Don't read too much into these or compare them to your own - it will get into your head and hinder your performance. Regardless of whether or not you believe these practice test scores, they are the one part of my profile I guarantee is 100% authentic. Also, the higher number AAMC practice tests were by far the most difficult. I attribute my scores on #10 and #11 to peaking at the right time and finally clearing my mind of all other worries. Getting every question on the BS sections correct helped too. My Achilles heel was the VR, and for that I don't really have many tips. I did all of the EK 101 under timed conditions and couldn't seem to identify an area for improvement, although there was definitely room. My advice would be find additional practice - I've heard that the company that writes the MCAT also does the LSAT, and that exam may have similar practice questions. If that is the case then I would recommend using the LSAT practice questions first (for timing/randomness of the passages) and saving the MCAT ones til the end to adapt to the most realistic representation. Also, when taking the AAMC practice tests make sure you write the essays. This is a test of endurance, and would you rather be exhausted the weeks before or during game day? After all of these practice tests (plus a few other random ones) I was more or less a machine, like a well-trained athlete. Though I still felt tired on test day, I was used to it and prepared for it. After 4+ hours your mind starts to wear down, but I was able to push through it because I had time and time before during practice.

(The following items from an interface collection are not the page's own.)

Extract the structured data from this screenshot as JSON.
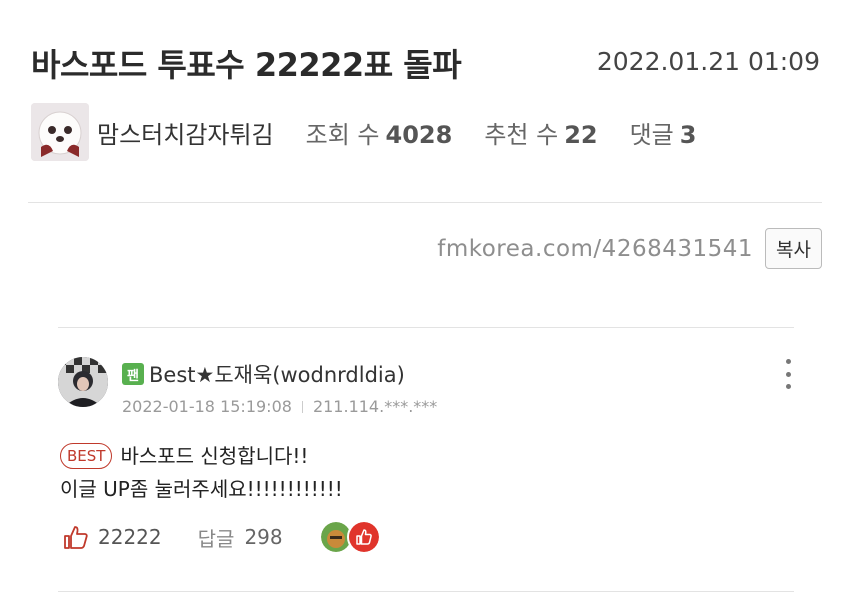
{
  "post": {
    "title": "바스포드 투표수 22222표 돌파",
    "date": "2022.01.21 01:09",
    "author": "맘스터치감자튀김",
    "views_label": "조회 수",
    "views": "4028",
    "recommends_label": "추천 수",
    "recommends": "22",
    "comments_label": "댓글",
    "comments": "3",
    "url": "fmkorea.com/4268431541",
    "copy_label": "복사"
  },
  "comment": {
    "fan_badge": "팬",
    "nickname": "Best★도재욱(wodnrdldia)",
    "date": "2022-01-18 15:19:08",
    "ip": "211.114.***.***",
    "best_badge": "BEST",
    "line1": "바스포드 신청합니다!!",
    "line2": "이글 UP좀 눌러주세요!!!!!!!!!!!!",
    "likes": "22222",
    "reply_label": "답글",
    "replies": "298",
    "accent_color": "#c0392b"
  }
}
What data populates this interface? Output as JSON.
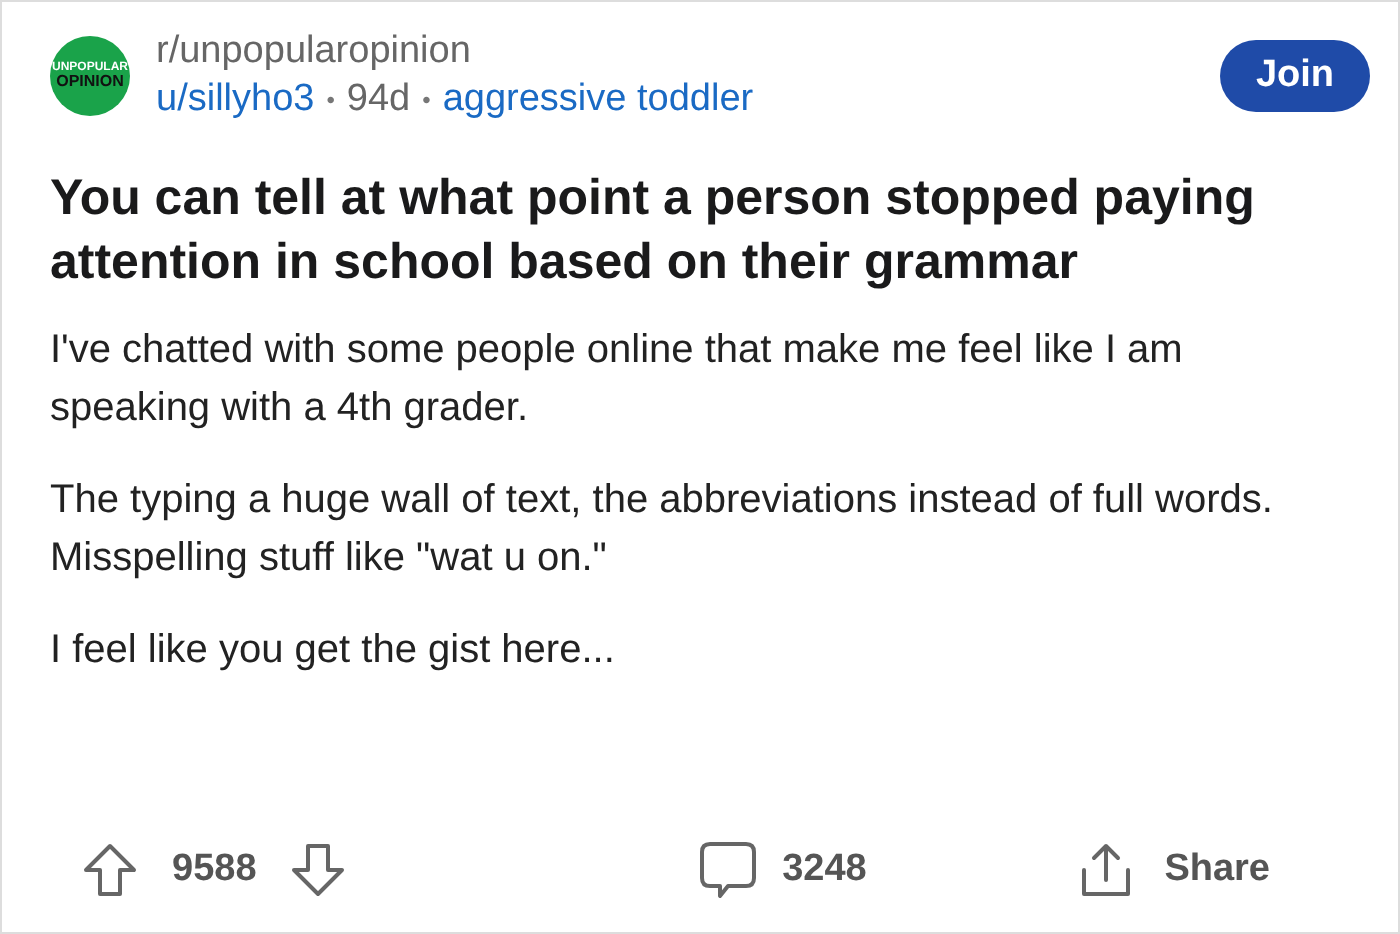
{
  "post": {
    "community_logo": {
      "lines": [
        "UNPOPULAR",
        "OPINION"
      ]
    },
    "community": "r/unpopularopinion",
    "author": "u/sillyho3",
    "separator": "•",
    "age": "94d",
    "flair": "aggressive toddler",
    "join_button": "Join",
    "title": "You can tell at what point a person stopped paying attention in school based on their grammar",
    "paragraphs": [
      "I've chatted with some people online that make me feel like I am speaking with a 4th grader.",
      "The typing a huge wall of text, the abbreviations instead of full words. Misspelling stuff like \"wat u on.\"",
      "I feel like you get the gist here..."
    ],
    "votes": "9588",
    "comments": "3248",
    "share": "Share"
  }
}
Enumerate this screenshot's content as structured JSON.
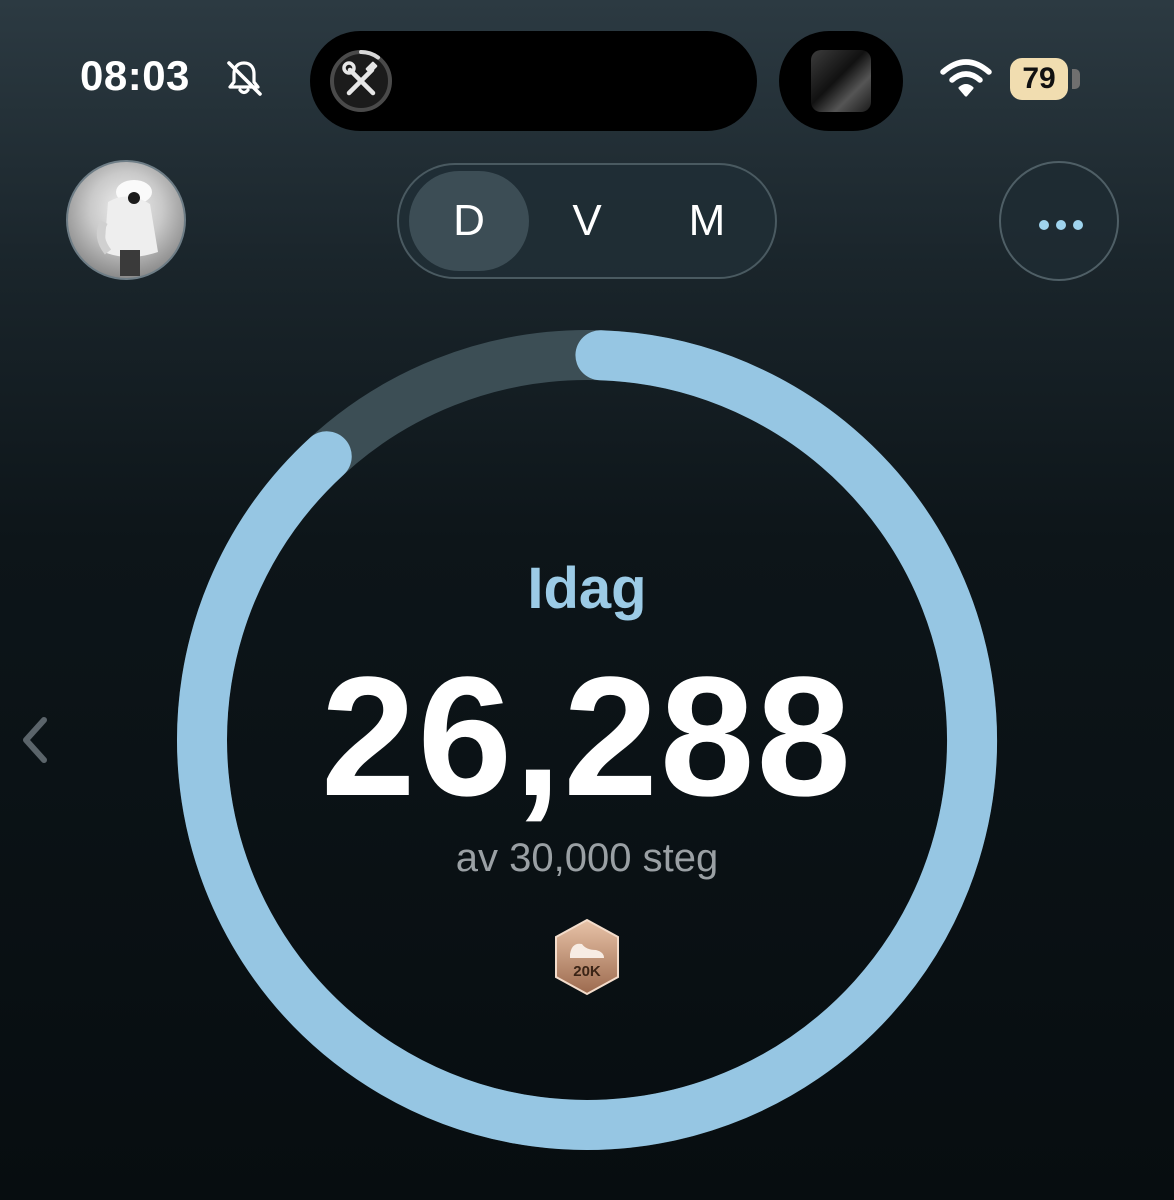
{
  "status_bar": {
    "time": "08:03",
    "battery": "79",
    "icons": [
      "bell-slash-icon",
      "tools-icon",
      "wifi-icon",
      "battery-icon"
    ]
  },
  "header": {
    "segments": [
      {
        "label": "D",
        "active": true
      },
      {
        "label": "V",
        "active": false
      },
      {
        "label": "M",
        "active": false
      }
    ],
    "more_icon": "ellipsis-icon"
  },
  "ring": {
    "title": "Idag",
    "steps": "26,288",
    "goal_text": "av 30,000 steg",
    "progress": 0.8763,
    "badge_label": "20K",
    "badge_icon": "shoe-icon"
  },
  "colors": {
    "ring_fill": "#96c6e3",
    "ring_track": "#3c4e55",
    "title": "#9ccbe6",
    "battery": "#f1ddb0",
    "badge": "#c99a7c"
  }
}
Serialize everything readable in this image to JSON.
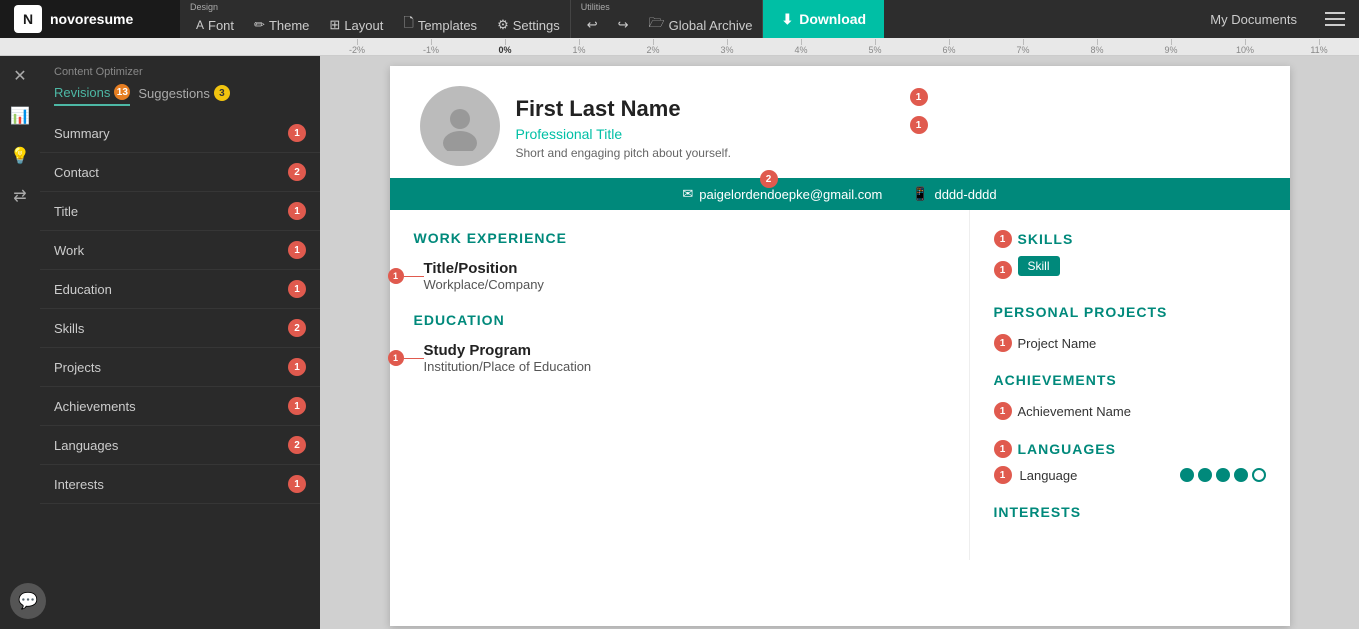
{
  "logo": {
    "icon": "N",
    "text": "novoresume"
  },
  "nav": {
    "design_label": "Design",
    "utilities_label": "Utilities",
    "font_label": "Font",
    "theme_label": "Theme",
    "layout_label": "Layout",
    "templates_label": "Templates",
    "settings_label": "Settings",
    "undo_icon": "↩",
    "redo_icon": "↪",
    "global_archive_label": "Global Archive",
    "download_label": "Download",
    "my_docs_label": "My Documents"
  },
  "ruler": {
    "marks": [
      "-2%",
      "-1%",
      "0%",
      "1%",
      "2%",
      "3%",
      "4%",
      "5%",
      "6%",
      "7%",
      "8%",
      "9%",
      "10%",
      "11%"
    ]
  },
  "sidebar": {
    "title": "Content Optimizer",
    "tabs": [
      {
        "label": "Revisions",
        "badge": "13",
        "badge_type": "orange",
        "active": true
      },
      {
        "label": "Suggestions",
        "badge": "3",
        "badge_type": "yellow",
        "active": false
      }
    ],
    "sections": [
      {
        "label": "Summary",
        "count": "1"
      },
      {
        "label": "Contact",
        "count": "2"
      },
      {
        "label": "Title",
        "count": "1"
      },
      {
        "label": "Work",
        "count": "1"
      },
      {
        "label": "Education",
        "count": "1"
      },
      {
        "label": "Skills",
        "count": "2"
      },
      {
        "label": "Projects",
        "count": "1"
      },
      {
        "label": "Achievements",
        "count": "1"
      },
      {
        "label": "Languages",
        "count": "2"
      },
      {
        "label": "Interests",
        "count": "1"
      }
    ],
    "icons": [
      "✕",
      "📊",
      "💡",
      "⇄"
    ]
  },
  "resume": {
    "avatar_alt": "avatar",
    "name": "First Last Name",
    "professional_title": "Professional Title",
    "pitch": "Short and engaging pitch about yourself.",
    "email": "paigelordendoepke@gmail.com",
    "phone": "dddd-dddd",
    "sections": {
      "work_experience": {
        "heading": "WORK EXPERIENCE",
        "items": [
          {
            "title": "Title/Position",
            "company": "Workplace/Company"
          }
        ]
      },
      "education": {
        "heading": "EDUCATION",
        "items": [
          {
            "program": "Study Program",
            "institution": "Institution/Place of Education"
          }
        ]
      },
      "skills": {
        "heading": "SKILLS",
        "items": [
          "Skill"
        ]
      },
      "personal_projects": {
        "heading": "PERSONAL PROJECTS",
        "items": [
          "Project Name"
        ]
      },
      "achievements": {
        "heading": "ACHIEVEMENTS",
        "items": [
          "Achievement Name"
        ]
      },
      "languages": {
        "heading": "LANGUAGES",
        "items": [
          {
            "label": "Language",
            "filled": 4,
            "total": 5
          }
        ]
      },
      "interests": {
        "heading": "INTERESTS"
      }
    }
  },
  "colors": {
    "teal": "#00897b",
    "teal_light": "#00bfa5",
    "red_badge": "#e05a4e",
    "nav_bg": "#2d2d2d",
    "sidebar_bg": "#2a2a2a"
  }
}
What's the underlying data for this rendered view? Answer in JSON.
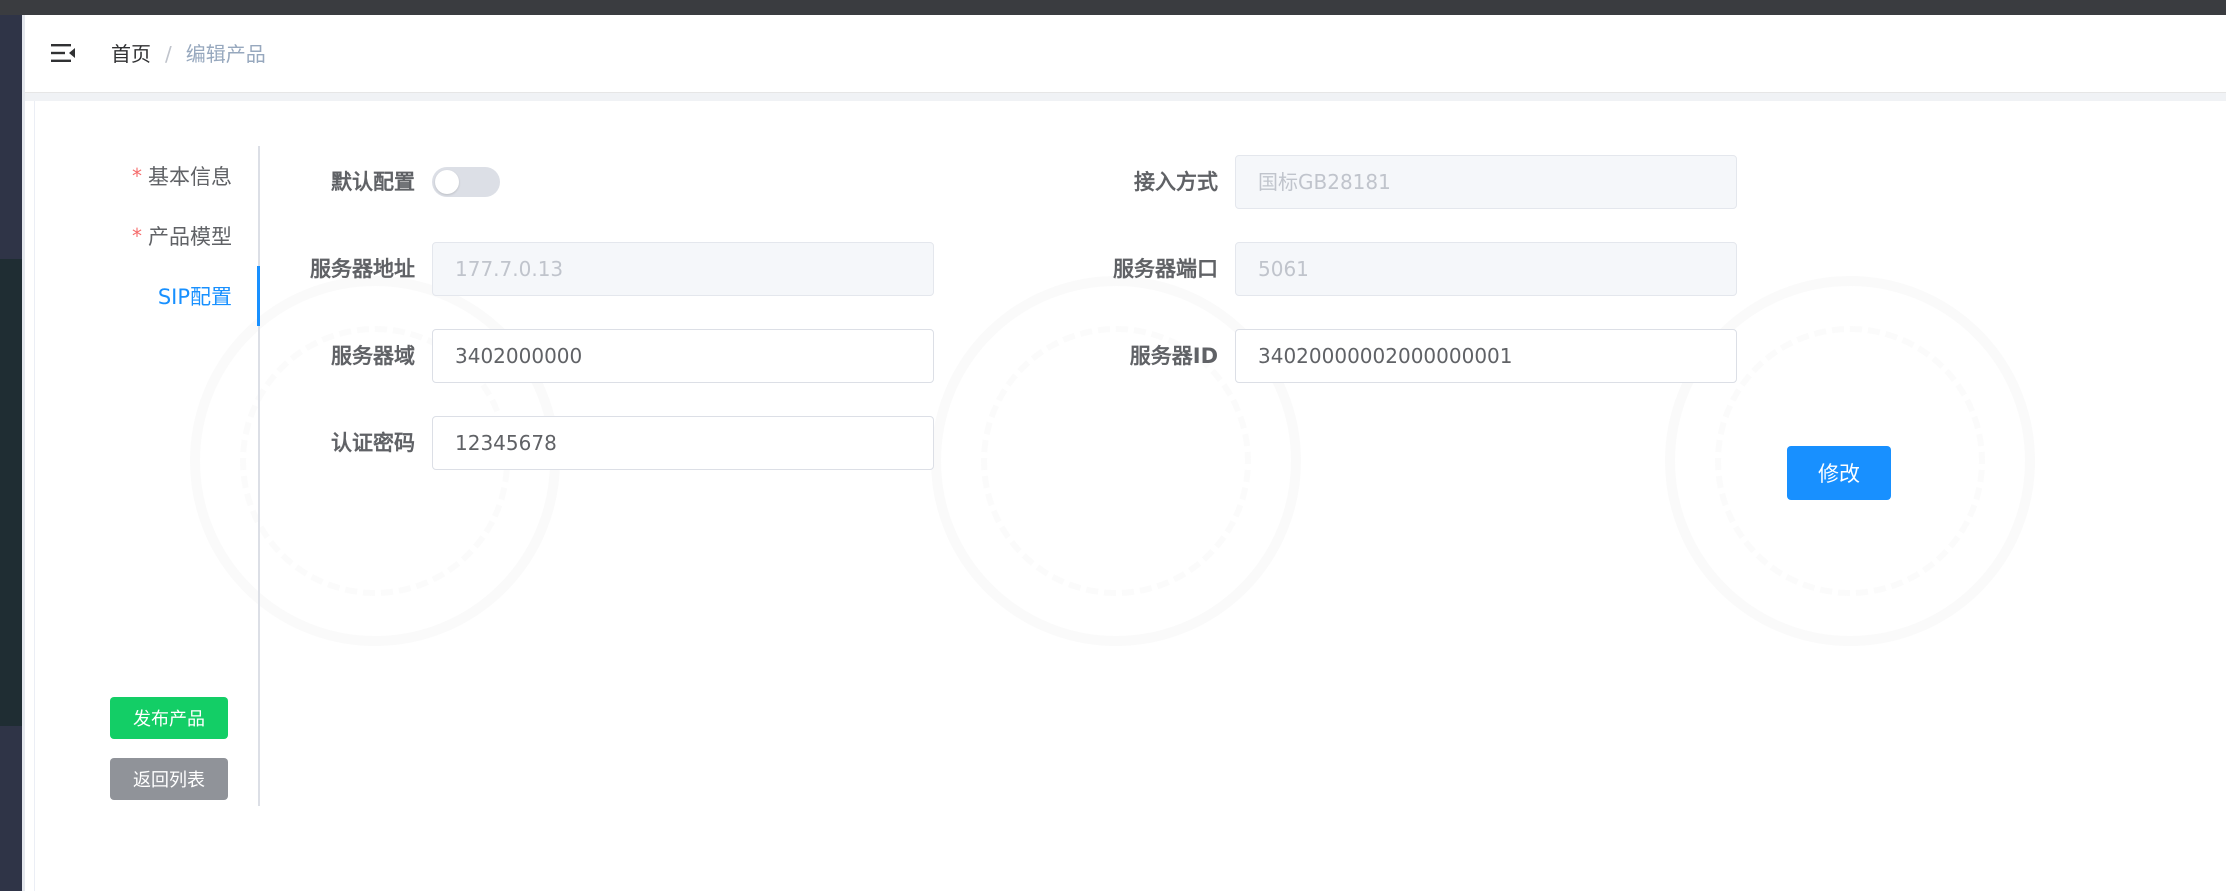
{
  "breadcrumb": {
    "home": "首页",
    "separator": "/",
    "current": "编辑产品"
  },
  "steps": [
    {
      "label": "基本信息",
      "required": true,
      "active": false
    },
    {
      "label": "产品模型",
      "required": true,
      "active": false
    },
    {
      "label": "SIP配置",
      "required": false,
      "active": true
    }
  ],
  "required_mark": "*",
  "actions": {
    "publish": "发布产品",
    "back": "返回列表",
    "modify": "修改"
  },
  "form": {
    "default_config": {
      "label": "默认配置",
      "enabled": false
    },
    "access_method": {
      "label": "接入方式",
      "value": "国标GB28181"
    },
    "server_address": {
      "label": "服务器地址",
      "value": "177.7.0.13"
    },
    "server_port": {
      "label": "服务器端口",
      "value": "5061"
    },
    "server_domain": {
      "label": "服务器域",
      "value": "3402000000"
    },
    "server_id": {
      "label": "服务器ID",
      "value": "34020000002000000001"
    },
    "auth_password": {
      "label": "认证密码",
      "value": "12345678"
    }
  },
  "colors": {
    "primary": "#1890ff",
    "success": "#13ce66",
    "info": "#909399",
    "required": "#f56c6c"
  }
}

Also, absolutely do NOT void your exam! Take the shot, if you've put in the right amount of prep you will want to get a score for the sake of it so you can move on with your life. Walking out of the testing center there was a huge weight lifted off of my shoulder and I felt like I could join the real world again. The euphoria lasted about 48 hours when I had to wrap up my application for AMCAS. Also, in the weeks following the exam do not think about the score until it is available. There is absolutely nothing you can do to change it or find out sooner. This process of applying to medical school is quickly teaching me to temporarily let go of things I have no control over.
I scored a 39 and felt horrible after the exam, just goes to show you should not void!
Transcripts received by AMCAS: 5/28
Application submitted: 6/11/12
Contacted med schools about prerequisites: 6/14/12
Began pre-writing secondaires: 6/17/12
Application verified: 6/23/12
MCAT Received: 6/26/12 (39!!!)
Afterr seeing how helpful other people's MDApps have been I figured I should share my journey. I'm not claiming to be an expert or professional, this is solely my opinion and $0.02. This is not a promise or guarantee to get you into medical school, just my own experience. Any questions about my app then inbox me on SDN and I'll tell you what I feel comfortable disclosing. One final disclaimer - the content of this profile is my intellectual property, and I do not authorize anyone to sell, license, rent, modify, distribute, copy, reproduce, transmit, or do anything else of such a manner with this content. Besides that, enjoy!